I'd like every line from the material below that has "Licenza" in it.
---------- Provided data ----------
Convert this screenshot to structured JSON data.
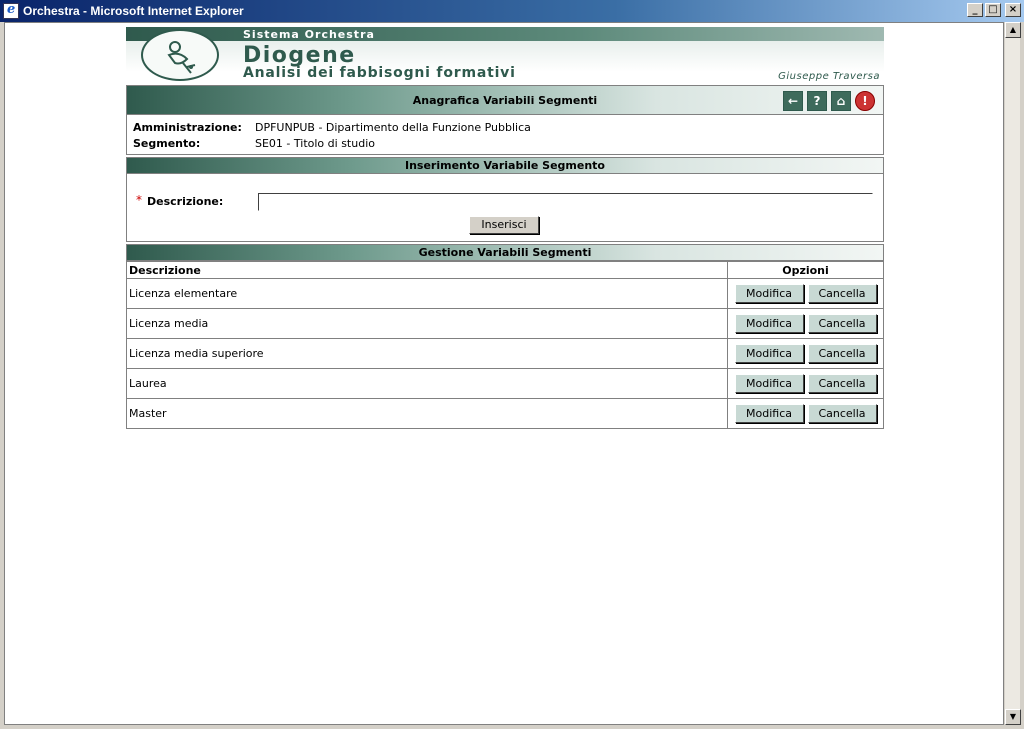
{
  "window": {
    "title": "Orchestra - Microsoft Internet Explorer"
  },
  "banner": {
    "system": "Sistema Orchestra",
    "app_name": "Diogene",
    "subtitle": "Analisi dei fabbisogni formativi",
    "user": "Giuseppe Traversa"
  },
  "header": {
    "title": "Anagrafica Variabili Segmenti",
    "icons": [
      "back-arrow-icon",
      "help-icon",
      "home-icon",
      "exit-icon"
    ]
  },
  "info": {
    "amministrazione_label": "Amministrazione:",
    "amministrazione_value": "DPFUNPUB - Dipartimento della Funzione Pubblica",
    "segmento_label": "Segmento:",
    "segmento_value": "SE01 - Titolo di studio"
  },
  "insert": {
    "section_title": "Inserimento Variabile Segmento",
    "required_mark": "*",
    "label": "Descrizione:",
    "value": "",
    "button": "Inserisci"
  },
  "manage": {
    "section_title": "Gestione Variabili Segmenti",
    "col_desc": "Descrizione",
    "col_opts": "Opzioni",
    "edit_label": "Modifica",
    "delete_label": "Cancella",
    "rows": [
      {
        "descrizione": "Licenza elementare"
      },
      {
        "descrizione": "Licenza media"
      },
      {
        "descrizione": "Licenza media superiore"
      },
      {
        "descrizione": "Laurea"
      },
      {
        "descrizione": "Master"
      }
    ]
  },
  "colors": {
    "theme": "#2f5a4d",
    "required": "#cc0000",
    "button_face": "#c8d9d4"
  }
}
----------
> **Your response**:
        "descrizione": "Licenza elementare"
        "descrizione": "Licenza media"
        "descrizione": "Licenza media superiore"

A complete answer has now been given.